TO DO
In this material, which lines include the string "knit"? Show them.

RECORD EXCERPTS

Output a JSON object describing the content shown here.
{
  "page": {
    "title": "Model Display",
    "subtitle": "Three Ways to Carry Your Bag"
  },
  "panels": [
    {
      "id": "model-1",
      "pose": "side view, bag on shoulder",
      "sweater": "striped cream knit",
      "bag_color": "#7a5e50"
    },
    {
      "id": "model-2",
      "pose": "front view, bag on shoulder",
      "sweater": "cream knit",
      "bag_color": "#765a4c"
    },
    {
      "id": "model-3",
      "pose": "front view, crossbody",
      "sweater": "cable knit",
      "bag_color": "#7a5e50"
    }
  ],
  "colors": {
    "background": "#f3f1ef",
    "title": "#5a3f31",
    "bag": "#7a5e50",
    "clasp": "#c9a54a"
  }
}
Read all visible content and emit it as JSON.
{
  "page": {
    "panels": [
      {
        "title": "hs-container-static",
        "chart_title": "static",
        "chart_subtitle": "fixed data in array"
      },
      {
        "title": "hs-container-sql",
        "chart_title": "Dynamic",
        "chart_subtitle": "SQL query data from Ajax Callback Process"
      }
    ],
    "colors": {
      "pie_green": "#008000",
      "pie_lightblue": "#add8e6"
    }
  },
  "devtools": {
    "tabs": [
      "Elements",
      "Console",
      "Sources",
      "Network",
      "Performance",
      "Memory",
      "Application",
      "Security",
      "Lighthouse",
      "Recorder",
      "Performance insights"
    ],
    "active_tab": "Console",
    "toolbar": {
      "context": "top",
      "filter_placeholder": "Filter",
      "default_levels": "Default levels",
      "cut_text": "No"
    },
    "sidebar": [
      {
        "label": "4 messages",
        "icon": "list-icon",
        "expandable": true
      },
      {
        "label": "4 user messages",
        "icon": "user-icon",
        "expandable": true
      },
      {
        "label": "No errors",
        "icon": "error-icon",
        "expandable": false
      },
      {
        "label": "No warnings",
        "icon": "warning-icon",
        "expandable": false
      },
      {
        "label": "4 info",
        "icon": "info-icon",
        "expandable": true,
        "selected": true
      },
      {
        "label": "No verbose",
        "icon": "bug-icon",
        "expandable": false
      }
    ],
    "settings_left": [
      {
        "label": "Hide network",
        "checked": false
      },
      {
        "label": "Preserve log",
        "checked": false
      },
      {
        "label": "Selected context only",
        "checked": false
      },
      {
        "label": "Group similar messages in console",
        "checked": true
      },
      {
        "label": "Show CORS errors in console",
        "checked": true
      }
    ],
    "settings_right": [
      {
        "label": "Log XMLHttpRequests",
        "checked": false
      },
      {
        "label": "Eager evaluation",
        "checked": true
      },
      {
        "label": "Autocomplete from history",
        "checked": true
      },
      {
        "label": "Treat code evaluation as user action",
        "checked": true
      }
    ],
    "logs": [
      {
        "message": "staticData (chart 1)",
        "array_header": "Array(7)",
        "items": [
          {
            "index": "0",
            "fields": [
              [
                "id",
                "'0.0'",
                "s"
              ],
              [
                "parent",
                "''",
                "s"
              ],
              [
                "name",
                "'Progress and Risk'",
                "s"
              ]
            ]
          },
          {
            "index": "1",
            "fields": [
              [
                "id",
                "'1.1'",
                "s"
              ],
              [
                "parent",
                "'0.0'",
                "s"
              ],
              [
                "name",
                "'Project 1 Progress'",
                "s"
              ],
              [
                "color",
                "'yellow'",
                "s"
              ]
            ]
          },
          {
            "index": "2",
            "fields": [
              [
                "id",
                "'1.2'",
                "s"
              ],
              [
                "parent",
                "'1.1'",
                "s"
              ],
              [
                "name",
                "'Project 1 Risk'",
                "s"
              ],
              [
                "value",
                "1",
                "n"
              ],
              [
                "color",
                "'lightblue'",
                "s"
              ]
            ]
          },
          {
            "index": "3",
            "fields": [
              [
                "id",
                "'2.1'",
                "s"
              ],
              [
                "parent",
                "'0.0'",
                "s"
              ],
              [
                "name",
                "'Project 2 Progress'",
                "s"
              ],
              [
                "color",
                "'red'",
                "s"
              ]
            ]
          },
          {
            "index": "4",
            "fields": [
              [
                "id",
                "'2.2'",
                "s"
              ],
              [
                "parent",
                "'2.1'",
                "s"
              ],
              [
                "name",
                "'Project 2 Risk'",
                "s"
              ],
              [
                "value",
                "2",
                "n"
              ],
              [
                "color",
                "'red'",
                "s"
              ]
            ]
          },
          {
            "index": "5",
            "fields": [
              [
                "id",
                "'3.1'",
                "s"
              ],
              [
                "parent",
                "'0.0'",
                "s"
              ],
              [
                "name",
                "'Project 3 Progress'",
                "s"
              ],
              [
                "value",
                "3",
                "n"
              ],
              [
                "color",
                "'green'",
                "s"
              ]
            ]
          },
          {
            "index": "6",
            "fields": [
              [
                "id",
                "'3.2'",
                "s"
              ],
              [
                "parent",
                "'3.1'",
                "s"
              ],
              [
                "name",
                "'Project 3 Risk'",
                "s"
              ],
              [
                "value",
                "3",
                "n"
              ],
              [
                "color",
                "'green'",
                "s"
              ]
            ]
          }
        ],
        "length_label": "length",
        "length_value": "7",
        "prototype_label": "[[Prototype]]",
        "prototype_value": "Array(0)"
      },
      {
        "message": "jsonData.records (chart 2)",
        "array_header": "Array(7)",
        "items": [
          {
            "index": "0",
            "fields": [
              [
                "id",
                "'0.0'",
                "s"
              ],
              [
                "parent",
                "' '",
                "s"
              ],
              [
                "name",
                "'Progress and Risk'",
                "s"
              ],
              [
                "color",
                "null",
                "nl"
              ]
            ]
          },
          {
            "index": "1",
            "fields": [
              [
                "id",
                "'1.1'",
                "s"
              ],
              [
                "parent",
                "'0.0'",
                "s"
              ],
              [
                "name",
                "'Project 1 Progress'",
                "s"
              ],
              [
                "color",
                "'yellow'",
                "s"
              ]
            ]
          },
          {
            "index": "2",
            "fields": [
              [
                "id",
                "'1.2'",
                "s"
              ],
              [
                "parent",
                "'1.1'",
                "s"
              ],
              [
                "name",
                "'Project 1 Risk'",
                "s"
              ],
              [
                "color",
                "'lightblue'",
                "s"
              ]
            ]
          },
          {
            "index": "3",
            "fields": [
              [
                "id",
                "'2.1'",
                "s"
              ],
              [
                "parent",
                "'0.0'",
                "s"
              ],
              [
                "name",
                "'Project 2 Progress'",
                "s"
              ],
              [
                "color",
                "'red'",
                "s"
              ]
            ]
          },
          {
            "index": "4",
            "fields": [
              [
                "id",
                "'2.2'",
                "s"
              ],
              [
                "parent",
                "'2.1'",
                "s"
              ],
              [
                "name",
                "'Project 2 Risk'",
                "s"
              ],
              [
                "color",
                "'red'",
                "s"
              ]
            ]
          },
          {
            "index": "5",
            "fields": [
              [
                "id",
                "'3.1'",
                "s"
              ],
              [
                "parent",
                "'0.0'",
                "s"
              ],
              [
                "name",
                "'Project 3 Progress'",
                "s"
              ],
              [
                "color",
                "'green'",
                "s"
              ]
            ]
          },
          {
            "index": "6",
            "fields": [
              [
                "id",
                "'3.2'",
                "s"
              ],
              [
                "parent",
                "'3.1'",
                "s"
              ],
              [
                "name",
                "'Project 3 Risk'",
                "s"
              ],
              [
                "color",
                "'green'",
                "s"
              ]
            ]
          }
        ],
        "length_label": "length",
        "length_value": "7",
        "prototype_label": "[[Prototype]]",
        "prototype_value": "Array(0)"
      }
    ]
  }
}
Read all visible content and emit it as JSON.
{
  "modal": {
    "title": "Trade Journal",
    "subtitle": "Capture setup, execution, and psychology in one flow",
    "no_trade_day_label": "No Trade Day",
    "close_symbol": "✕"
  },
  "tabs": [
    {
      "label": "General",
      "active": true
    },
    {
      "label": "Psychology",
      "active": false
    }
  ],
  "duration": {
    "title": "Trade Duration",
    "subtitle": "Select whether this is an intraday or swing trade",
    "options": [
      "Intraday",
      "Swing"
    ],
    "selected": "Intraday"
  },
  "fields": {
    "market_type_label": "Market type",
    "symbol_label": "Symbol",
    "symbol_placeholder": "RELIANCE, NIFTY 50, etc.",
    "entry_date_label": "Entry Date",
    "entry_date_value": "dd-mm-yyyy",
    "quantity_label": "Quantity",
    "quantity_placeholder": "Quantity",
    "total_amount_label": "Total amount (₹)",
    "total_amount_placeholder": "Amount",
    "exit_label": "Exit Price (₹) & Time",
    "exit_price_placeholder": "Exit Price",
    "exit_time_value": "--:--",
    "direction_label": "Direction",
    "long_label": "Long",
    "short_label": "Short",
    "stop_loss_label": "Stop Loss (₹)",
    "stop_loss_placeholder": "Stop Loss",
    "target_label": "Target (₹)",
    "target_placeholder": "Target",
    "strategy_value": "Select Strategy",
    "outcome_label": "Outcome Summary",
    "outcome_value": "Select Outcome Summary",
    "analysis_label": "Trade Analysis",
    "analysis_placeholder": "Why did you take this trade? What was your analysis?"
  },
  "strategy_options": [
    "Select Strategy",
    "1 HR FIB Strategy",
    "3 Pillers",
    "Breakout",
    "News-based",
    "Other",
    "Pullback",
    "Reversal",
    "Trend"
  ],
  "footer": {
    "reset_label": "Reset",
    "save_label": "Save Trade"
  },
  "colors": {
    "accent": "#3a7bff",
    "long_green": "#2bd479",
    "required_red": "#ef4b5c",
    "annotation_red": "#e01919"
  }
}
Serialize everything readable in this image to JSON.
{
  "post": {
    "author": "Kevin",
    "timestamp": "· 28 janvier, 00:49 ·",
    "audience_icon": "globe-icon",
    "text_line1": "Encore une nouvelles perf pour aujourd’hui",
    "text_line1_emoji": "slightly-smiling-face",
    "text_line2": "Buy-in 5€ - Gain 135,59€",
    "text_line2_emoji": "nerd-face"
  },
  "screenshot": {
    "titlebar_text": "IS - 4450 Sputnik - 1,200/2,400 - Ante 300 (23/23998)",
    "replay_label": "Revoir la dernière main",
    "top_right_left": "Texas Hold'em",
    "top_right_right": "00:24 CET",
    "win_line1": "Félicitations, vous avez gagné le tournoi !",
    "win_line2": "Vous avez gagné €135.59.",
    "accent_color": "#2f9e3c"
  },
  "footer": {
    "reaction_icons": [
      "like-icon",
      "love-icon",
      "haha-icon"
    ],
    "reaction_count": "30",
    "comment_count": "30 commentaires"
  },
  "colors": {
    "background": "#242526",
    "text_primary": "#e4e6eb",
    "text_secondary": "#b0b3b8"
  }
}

FINAL ANSWER
      "sweater": "striped cream knit",
      "sweater": "cream knit",
      "sweater": "cable knit",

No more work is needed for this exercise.